Star Tribune Documentary: “Bees at the Brink”

The following links lead to an extremely well written 4 part documentary that includes amazing images and imbedded videos posted on Star Tribune website. Enjoy!

Nature’s Dying Migrant Worker Part 1
Battle For Our Hearts And Mind Part 2
Fields Of Green A Desert For Bees Part 3
A Scientist’s Aim: Save The Bees Part 4

For a clearly presented explanation of the Waggle Dance be sure watch this 5-minute video on the Waggle Dance on Vimeo HERE.

Heritage Day at Gibsonville Elementary School

Tony Abbruzzi introduces tales about honey bees, with Cynthia Pierce and Linda Leister.

Tony Abbruzzi introduces tales about honey bees, with Cynthia Pierce and Linda Leister.


Our club was invited to talk for about 15 minutes about honey bee anatomy; general beekeeping tools and equipment; and the importance of pollination during the newly resurrected Heritage Day Event at Gibsonville Elementary School on November 13, 2015. Our team was composed of Cynthia Pierce, Tony Abbruzzi, and Linda & Geoff Leister. The morning sessions included 10 classes of well behaved and attentive students from Kindergarten, 1st and 2nd grades. The afternoon sessions were attended by 8 classes of equally attentive 3rd and 4th graders, as well as very engaged and honey-bee-savvy 5th graders who tested our bee grey matter databases.

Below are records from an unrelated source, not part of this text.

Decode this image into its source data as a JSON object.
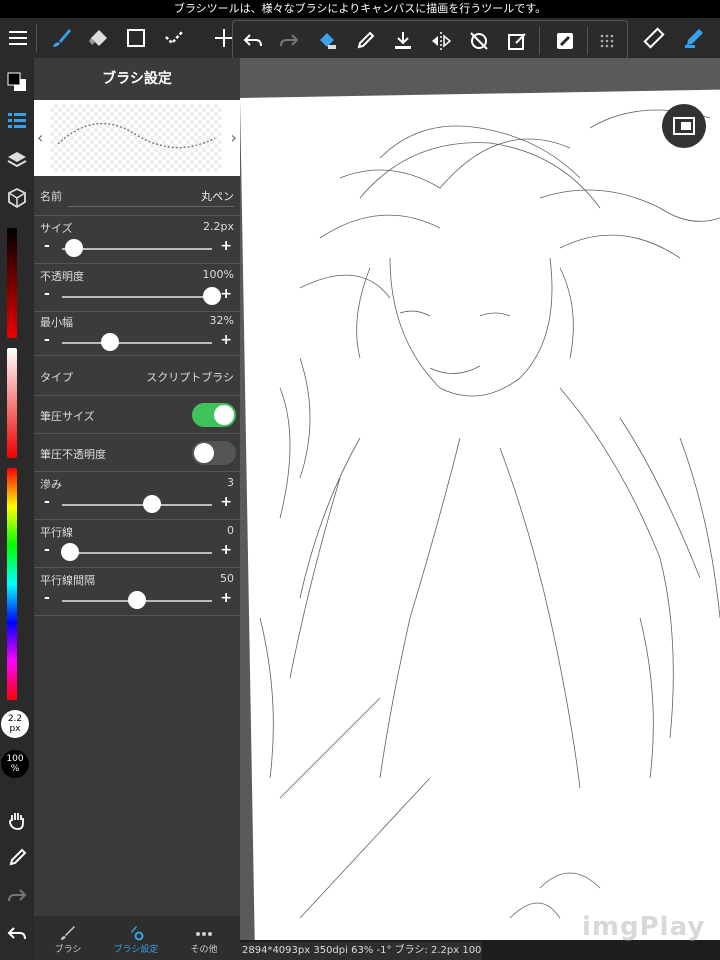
{
  "status_text": "ブラシツールは、様々なブラシによりキャンバスに描画を行うツールです。",
  "panel": {
    "title": "ブラシ設定",
    "name_label": "名前",
    "name_value": "丸ペン",
    "size_label": "サイズ",
    "size_value": "2.2px",
    "size_level": 0.08,
    "opacity_label": "不透明度",
    "opacity_value": "100%",
    "opacity_level": 1.0,
    "min_width_label": "最小幅",
    "min_width_value": "32%",
    "min_width_level": 0.32,
    "type_label": "タイプ",
    "type_value": "スクリプトブラシ",
    "pressure_size_label": "筆圧サイズ",
    "pressure_size_on": true,
    "pressure_opacity_label": "筆圧不透明度",
    "pressure_opacity_on": false,
    "blur_label": "滲み",
    "blur_value": "3",
    "blur_level": 0.6,
    "parallel_label": "平行線",
    "parallel_value": "0",
    "parallel_level": 0.05,
    "parallel_spacing_label": "平行線間隔",
    "parallel_spacing_value": "50",
    "parallel_spacing_level": 0.5,
    "prev_arrow": "‹",
    "next_arrow": "›",
    "minus": "-",
    "plus": "+"
  },
  "tabs": {
    "brush": "ブラシ",
    "brush_settings": "ブラシ設定",
    "other": "その他"
  },
  "leftbar": {
    "size_bubble_line1": "2.2",
    "size_bubble_line2": "px",
    "opacity_bubble_line1": "100",
    "opacity_bubble_line2": "%"
  },
  "info_text": "2894*4093px 350dpi 63% -1° ブラシ: 2.2px 100%",
  "watermark": "imgPlay",
  "colors": {
    "accent": "#3aa0e8",
    "toggle_on": "#3ec25a",
    "toggle_off": "#555555",
    "panel_bg": "#3b3b3b"
  },
  "icons": {
    "menu": "menu-icon",
    "brush": "brush-icon",
    "eraser": "eraser-icon",
    "select": "select-rect-icon",
    "magic": "check-icon",
    "move": "move-icon",
    "undo": "undo-icon",
    "redo": "redo-icon",
    "fill": "bucket-icon",
    "picker": "eyedropper-icon",
    "download": "download-icon",
    "flip": "flip-icon",
    "rotate": "rotate-off-icon",
    "edit": "edit-icon",
    "snap": "snap-icon",
    "grid": "grid-icon",
    "ruler": "ruler-icon",
    "pen": "pen-icon"
  }
}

As usual, the most exciting part of our presentation came near the end of the talks when the suspicious red cover was removed from an observation hive containing a deep frame covered with hundreds of worker bees, larvae and a laying queen.

Cynthia introduces the kids to some basic honey bee anatomy.

Cynthia introduces the kids to some basic honey bee anatomy.

 

Discussion by Cynthia about the bee stinger and its removal kept the kids attention.

Cynthia talks about the bee stinger and its removal that kept the kids’ attention.